## Data extract
══════════

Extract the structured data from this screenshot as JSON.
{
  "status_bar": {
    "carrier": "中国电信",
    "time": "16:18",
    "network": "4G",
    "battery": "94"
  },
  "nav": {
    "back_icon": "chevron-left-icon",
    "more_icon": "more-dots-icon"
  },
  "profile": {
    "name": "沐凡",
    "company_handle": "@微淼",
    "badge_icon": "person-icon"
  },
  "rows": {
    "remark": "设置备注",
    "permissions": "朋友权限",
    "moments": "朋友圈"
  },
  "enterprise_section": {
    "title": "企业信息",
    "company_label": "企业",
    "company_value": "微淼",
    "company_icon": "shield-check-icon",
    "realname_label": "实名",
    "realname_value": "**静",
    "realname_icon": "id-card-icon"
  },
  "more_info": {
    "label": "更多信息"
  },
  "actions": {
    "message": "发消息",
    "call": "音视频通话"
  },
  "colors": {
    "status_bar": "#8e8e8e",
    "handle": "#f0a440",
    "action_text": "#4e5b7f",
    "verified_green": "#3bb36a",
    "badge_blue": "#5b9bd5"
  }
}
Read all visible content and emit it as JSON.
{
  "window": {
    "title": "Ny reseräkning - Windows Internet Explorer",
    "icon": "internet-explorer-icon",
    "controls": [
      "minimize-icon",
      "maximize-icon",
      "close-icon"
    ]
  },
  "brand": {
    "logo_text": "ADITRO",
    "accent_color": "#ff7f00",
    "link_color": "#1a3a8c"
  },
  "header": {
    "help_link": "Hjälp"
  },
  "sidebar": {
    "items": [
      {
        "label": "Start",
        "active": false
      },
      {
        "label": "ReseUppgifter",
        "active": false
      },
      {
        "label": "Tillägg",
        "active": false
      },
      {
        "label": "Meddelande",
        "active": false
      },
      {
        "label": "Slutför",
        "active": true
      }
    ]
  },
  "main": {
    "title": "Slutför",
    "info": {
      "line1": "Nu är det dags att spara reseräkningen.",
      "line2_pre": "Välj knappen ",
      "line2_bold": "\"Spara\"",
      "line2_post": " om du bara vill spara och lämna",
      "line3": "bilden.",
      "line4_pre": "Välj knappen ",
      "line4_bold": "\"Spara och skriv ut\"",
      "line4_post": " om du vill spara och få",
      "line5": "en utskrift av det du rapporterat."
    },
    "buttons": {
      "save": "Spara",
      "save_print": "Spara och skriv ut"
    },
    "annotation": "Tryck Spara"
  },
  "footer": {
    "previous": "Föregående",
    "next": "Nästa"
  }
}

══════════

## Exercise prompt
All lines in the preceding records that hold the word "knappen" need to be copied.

## Task answer
      "line2_pre": "Välj knappen ",
      "line4_pre": "Välj knappen ",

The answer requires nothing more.